__GIVEN RECORDS__
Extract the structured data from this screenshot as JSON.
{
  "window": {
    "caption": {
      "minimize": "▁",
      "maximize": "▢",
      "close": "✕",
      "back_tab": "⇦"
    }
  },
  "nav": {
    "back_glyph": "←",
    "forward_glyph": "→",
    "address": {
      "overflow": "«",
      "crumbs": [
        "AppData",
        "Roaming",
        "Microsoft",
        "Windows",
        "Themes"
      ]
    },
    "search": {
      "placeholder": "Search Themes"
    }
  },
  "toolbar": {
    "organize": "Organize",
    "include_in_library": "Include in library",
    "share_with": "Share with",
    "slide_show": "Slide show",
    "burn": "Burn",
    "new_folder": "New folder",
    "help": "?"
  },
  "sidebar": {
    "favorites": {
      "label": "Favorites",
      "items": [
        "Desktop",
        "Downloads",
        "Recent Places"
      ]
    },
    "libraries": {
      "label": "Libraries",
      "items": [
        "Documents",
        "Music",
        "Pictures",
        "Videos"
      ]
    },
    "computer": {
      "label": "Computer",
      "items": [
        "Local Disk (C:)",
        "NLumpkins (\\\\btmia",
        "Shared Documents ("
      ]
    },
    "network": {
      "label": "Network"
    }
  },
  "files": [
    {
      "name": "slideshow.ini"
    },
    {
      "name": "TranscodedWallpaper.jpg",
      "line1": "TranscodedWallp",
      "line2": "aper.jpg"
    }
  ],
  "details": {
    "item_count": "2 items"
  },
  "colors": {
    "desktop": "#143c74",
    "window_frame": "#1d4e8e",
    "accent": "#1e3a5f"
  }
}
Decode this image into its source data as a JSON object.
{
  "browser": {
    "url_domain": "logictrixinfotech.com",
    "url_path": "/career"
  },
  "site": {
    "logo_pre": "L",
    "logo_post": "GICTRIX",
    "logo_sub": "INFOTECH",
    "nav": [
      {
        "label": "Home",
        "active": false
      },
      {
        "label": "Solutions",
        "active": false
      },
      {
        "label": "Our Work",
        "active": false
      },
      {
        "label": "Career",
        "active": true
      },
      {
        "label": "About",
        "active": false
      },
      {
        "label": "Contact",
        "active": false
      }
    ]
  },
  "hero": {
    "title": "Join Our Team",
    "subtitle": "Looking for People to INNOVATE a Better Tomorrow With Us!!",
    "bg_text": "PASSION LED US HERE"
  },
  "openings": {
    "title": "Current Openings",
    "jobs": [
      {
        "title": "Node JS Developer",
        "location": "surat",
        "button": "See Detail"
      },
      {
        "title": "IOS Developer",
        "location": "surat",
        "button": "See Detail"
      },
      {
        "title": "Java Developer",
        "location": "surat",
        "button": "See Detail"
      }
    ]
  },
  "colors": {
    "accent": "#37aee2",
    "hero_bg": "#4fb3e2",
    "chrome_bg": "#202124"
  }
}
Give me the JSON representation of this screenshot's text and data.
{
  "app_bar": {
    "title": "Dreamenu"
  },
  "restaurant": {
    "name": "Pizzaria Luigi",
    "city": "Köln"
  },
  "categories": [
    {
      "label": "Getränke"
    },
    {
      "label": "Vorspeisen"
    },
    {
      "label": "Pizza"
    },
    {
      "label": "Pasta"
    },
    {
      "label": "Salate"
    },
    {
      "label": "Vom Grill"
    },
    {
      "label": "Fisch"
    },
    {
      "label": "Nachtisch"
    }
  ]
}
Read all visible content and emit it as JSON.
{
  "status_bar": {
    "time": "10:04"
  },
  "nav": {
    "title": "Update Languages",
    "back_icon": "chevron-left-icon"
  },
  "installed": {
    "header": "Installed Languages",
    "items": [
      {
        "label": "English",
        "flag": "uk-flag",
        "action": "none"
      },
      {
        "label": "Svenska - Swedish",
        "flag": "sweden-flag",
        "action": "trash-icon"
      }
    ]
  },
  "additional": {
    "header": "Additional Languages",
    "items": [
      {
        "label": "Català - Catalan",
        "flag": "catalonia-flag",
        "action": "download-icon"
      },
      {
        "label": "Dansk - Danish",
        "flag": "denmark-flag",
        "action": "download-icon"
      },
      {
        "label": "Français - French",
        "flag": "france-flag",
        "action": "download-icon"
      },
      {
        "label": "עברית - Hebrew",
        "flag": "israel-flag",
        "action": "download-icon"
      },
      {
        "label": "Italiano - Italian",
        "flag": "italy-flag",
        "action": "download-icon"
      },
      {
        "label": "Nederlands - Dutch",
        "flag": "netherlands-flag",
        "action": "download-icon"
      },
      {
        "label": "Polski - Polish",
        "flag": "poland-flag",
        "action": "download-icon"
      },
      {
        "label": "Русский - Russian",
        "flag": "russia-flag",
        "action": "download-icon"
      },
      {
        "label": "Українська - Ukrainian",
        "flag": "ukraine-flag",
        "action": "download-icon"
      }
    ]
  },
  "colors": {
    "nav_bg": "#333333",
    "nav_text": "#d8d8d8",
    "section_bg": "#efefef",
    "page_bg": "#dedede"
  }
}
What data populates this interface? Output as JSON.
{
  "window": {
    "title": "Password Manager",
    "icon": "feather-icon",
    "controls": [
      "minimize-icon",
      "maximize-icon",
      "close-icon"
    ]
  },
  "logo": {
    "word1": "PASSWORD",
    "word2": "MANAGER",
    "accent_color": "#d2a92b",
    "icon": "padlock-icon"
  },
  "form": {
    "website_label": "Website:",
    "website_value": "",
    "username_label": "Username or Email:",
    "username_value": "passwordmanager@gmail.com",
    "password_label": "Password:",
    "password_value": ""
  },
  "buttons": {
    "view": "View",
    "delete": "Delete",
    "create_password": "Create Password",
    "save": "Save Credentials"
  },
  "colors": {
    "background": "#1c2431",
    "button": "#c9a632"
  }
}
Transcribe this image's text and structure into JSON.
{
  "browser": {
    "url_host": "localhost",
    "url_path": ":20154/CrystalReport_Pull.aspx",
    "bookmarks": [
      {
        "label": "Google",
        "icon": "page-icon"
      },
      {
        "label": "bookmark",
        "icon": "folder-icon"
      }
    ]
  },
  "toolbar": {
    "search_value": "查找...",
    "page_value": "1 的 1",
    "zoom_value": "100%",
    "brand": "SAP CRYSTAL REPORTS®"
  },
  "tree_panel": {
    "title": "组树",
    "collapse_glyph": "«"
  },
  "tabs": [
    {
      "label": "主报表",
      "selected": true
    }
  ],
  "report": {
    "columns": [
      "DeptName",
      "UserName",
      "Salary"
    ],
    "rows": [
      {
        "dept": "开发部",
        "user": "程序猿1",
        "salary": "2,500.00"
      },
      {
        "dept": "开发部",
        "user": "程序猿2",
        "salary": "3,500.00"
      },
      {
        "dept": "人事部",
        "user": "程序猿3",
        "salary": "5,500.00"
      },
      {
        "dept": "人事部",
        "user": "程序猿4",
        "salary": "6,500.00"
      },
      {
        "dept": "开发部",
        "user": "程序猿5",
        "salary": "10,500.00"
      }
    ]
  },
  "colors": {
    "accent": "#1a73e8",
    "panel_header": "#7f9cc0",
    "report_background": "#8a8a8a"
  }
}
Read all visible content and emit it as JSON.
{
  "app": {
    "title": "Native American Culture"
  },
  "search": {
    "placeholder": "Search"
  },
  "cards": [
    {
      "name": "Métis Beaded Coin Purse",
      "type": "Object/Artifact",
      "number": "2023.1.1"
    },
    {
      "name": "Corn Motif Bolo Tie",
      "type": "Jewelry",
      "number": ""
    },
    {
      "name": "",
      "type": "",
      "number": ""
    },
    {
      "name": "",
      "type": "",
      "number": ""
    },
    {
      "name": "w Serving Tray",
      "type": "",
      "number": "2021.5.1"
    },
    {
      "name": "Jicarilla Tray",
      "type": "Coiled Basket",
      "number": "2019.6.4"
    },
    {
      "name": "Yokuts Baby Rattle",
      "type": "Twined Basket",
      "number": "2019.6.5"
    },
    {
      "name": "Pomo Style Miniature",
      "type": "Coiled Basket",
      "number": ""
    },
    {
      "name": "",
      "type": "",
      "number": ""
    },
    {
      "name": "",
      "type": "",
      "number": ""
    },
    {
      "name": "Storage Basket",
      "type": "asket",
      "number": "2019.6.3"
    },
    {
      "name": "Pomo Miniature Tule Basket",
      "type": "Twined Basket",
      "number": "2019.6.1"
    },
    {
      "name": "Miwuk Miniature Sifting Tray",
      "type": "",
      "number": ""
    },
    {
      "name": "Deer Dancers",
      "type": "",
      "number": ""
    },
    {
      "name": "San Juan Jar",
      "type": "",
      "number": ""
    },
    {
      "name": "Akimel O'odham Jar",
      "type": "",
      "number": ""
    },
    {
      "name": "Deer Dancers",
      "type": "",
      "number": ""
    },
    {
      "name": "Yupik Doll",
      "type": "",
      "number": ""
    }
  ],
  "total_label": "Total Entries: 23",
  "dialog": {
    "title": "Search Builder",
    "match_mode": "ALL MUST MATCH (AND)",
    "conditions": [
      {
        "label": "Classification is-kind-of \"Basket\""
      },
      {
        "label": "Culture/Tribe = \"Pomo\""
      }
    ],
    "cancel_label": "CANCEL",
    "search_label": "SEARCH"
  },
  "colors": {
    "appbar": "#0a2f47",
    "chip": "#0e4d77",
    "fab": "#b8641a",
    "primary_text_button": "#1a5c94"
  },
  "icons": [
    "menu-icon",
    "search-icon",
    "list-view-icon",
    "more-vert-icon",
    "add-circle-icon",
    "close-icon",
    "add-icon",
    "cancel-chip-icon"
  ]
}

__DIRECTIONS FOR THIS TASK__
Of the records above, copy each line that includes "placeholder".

__EXERCISE RESPONSE__
      "placeholder": "Search Themes"
    "placeholder": "Search"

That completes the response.